Politicization of war-crimes: Bashir and Rajapakse
While Sri Lanka’s President Mahinda Rajapaksa, who bears command responsibility for the killing of nearly UN-estimated 100,000 Tamil civilians by the Sri Lanka military, is attending the 62nd United Nations General Assembly, commencing on September 25, the White House is not commenting on if the US would be issuing an entry visa to alleged war-criminal and Sudan’s long time leader Hassan al-Bashir to attend the UN annual meeting. Recently, the US State Department, using its discretionary powers, intervened to save Rajapakse from war-crimes charges in Court cases filed by affected Tamils.
“We have an obligation as host nation for the U.N.,” State Department spokeswoman Marie Harf said, referring to the general practice of allowing foreign leaders and diplomats entry to the United States for U.N. business. “I’m just not going to speculate what action we may or may not take other than to say we act consistent with our relevant international obligation,” the Washington Post reported.
U.N. Ambassador Samantha Power started a diplomatic shoving match Monday when she said the United States had received a request for an entry visa from Sudanese President Omar Hassan al-Bashir. It would be “deplorable, cynical and hugely inappropriate” for Bashir to attend the U.N. gathering, Power said, according to the paper.

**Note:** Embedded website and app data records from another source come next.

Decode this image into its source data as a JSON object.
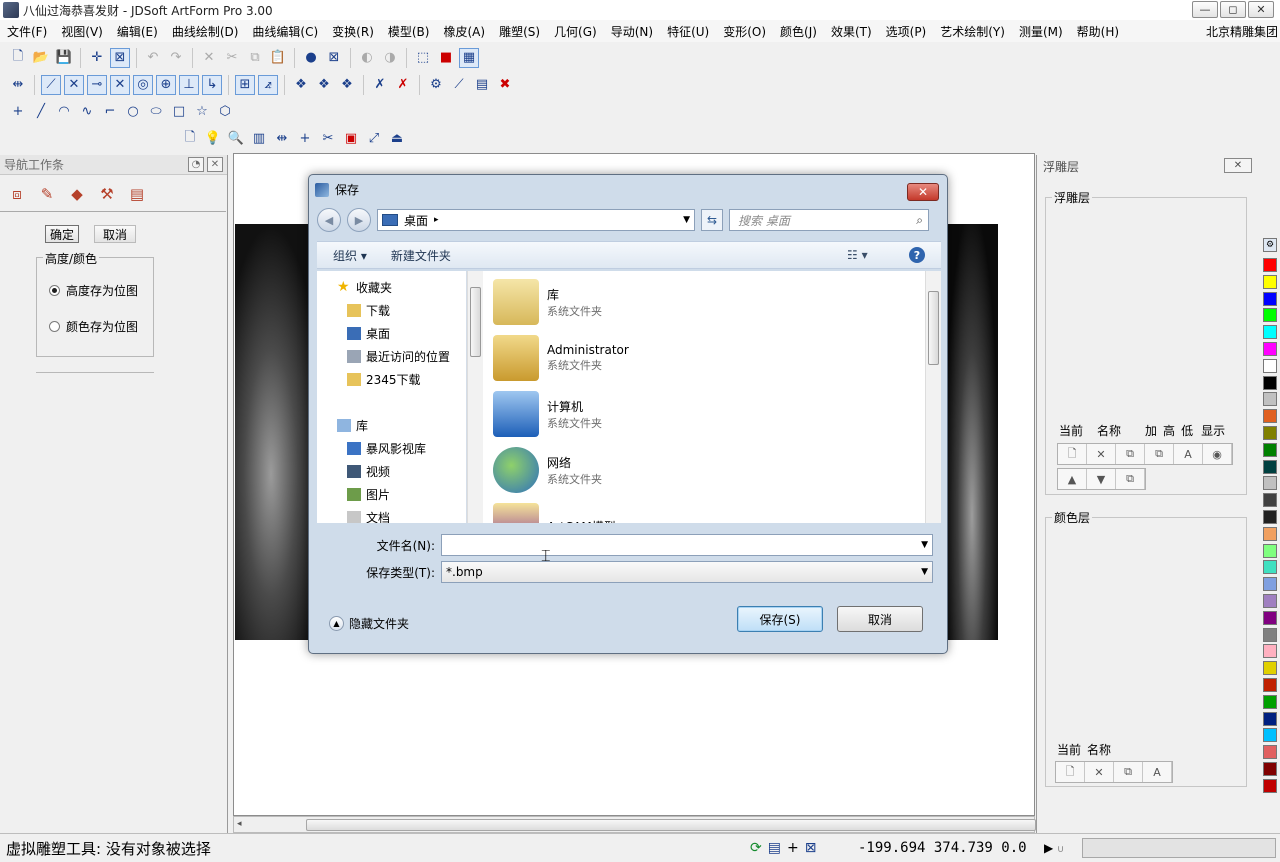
{
  "app": {
    "title": "八仙过海恭喜发财 - JDSoft ArtForm Pro 3.00",
    "window_buttons": [
      "—",
      "◻",
      "✕"
    ]
  },
  "menu": {
    "items": [
      "文件(F)",
      "视图(V)",
      "编辑(E)",
      "曲线绘制(D)",
      "曲线编辑(C)",
      "变换(R)",
      "模型(B)",
      "橡皮(A)",
      "雕塑(S)",
      "几何(G)",
      "导动(N)",
      "特征(U)",
      "变形(O)",
      "颜色(J)",
      "效果(T)",
      "选项(P)",
      "艺术绘制(Y)",
      "测量(M)",
      "帮助(H)"
    ],
    "company": "北京精雕集团"
  },
  "nav_panel": {
    "title": "导航工作条",
    "confirm": "确定",
    "cancel": "取消",
    "group_label": "高度/颜色",
    "options": [
      {
        "label": "高度存为位图",
        "checked": true
      },
      {
        "label": "颜色存为位图",
        "checked": false
      }
    ]
  },
  "relief_panel": {
    "title": "浮雕层",
    "group1_label": "浮雕层",
    "group1_headers": [
      "当前",
      "名称",
      "加",
      "高",
      "低",
      "显示"
    ],
    "group2_label": "颜色层",
    "group2_headers": [
      "当前",
      "名称"
    ]
  },
  "palette": [
    "#ff0000",
    "#ffff00",
    "#0000ff",
    "#00ff00",
    "#00ffff",
    "#ff00ff",
    "#ffffff",
    "#000000",
    "#c0c0c0",
    "#e06020",
    "#808000",
    "#008000",
    "#004040",
    "#c0c0c0",
    "#404040",
    "#202020",
    "#f0a060",
    "#80ff80",
    "#40e0c0",
    "#80a0e0",
    "#a080c0",
    "#800080",
    "#808080",
    "#ffb0c0",
    "#e0d000",
    "#c02000",
    "#00a000",
    "#002080",
    "#00c0ff",
    "#e06060",
    "#800000",
    "#c00000"
  ],
  "status": {
    "text": "虚拟雕塑工具: 没有对象被选择",
    "coords": "-199.694 374.739 0.0"
  },
  "dialog": {
    "title": "保存",
    "close": "✕",
    "address": "桌面",
    "search_placeholder": "搜索 桌面",
    "organize": "组织 ▾",
    "new_folder": "新建文件夹",
    "tree": [
      {
        "label": "收藏夹",
        "icon": "star-icon",
        "indent": 0
      },
      {
        "label": "下载",
        "icon": "download-folder-icon",
        "indent": 1
      },
      {
        "label": "桌面",
        "icon": "desktop-icon",
        "indent": 1
      },
      {
        "label": "最近访问的位置",
        "icon": "recent-places-icon",
        "indent": 1
      },
      {
        "label": "2345下载",
        "icon": "folder-icon",
        "indent": 1
      },
      {
        "label": "库",
        "icon": "library-icon",
        "indent": 0
      },
      {
        "label": "暴风影视库",
        "icon": "video-library-icon",
        "indent": 1
      },
      {
        "label": "视频",
        "icon": "video-icon",
        "indent": 1
      },
      {
        "label": "图片",
        "icon": "picture-icon",
        "indent": 1
      },
      {
        "label": "文档",
        "icon": "document-icon",
        "indent": 1
      }
    ],
    "files": [
      {
        "name": "库",
        "type": "系统文件夹",
        "icon": "library-folder-icon"
      },
      {
        "name": "Administrator",
        "type": "系统文件夹",
        "icon": "user-folder-icon"
      },
      {
        "name": "计算机",
        "type": "系统文件夹",
        "icon": "computer-icon"
      },
      {
        "name": "网络",
        "type": "系统文件夹",
        "icon": "network-icon"
      },
      {
        "name": "ArtCAM模型",
        "type": "",
        "icon": "artcam-icon"
      }
    ],
    "filename_label": "文件名(N):",
    "filename_value": "",
    "filetype_label": "保存类型(T):",
    "filetype_value": "*.bmp",
    "hide_folders": "隐藏文件夹",
    "save": "保存(S)",
    "cancel": "取消"
  }
}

A spokesperson for US-based activist organization, Tamils Against Genocide (TAG), commenting on the issue said, "The State Department’s silence on whether it will allow genocide-indicted Sudanese leader al-Bashir an entry visa is symptomatic of customary American dualistic approaches to human rights enforcement. The question of whether or not al-Bashir should be permitted to attend on American soil is a Red Herring. It obfuscates the question of American intent to enforce international criminal prohibitions on genocide, and its obligation as a UN member to extradite al-Bashir to the Hague if he were present on American territory. If the recurrent presence of Mahinda Rajapakse on American soil during and after the Tamil killing field in Mu’l'livaaykkaal is a precedent, President al-Bashir should not be alarmed by the paroxysm of public discussion."
Sudan’s Foreign Ministry commenting on the US stance, said, the United States is not qualified “to offer sermons and advice” on human rights or international law, in particular because Washington is not a member of the international court and considers itself independent of the court’s decisions. Bashir should be quickly granted a visa to visit New York, the government in Khartoum said.
Professor Boyle, an expert in international law earlier said, "[Samantha] Power stood by and watched 150,000 Tamils be exterminated by the GOSL and did nothing to stop it that I am aware of," and pointing out Power’s conspicuous silence during the killing of Tamil civilians reaching genocidal proportions by the Sri Lanka military, said that Power now [at the UN] has a chance to "redeem" herself by establishing an International Criminal Tribunal for Sri Lanka, as did her predecessor Madeline Albright to the former Yugoslavia.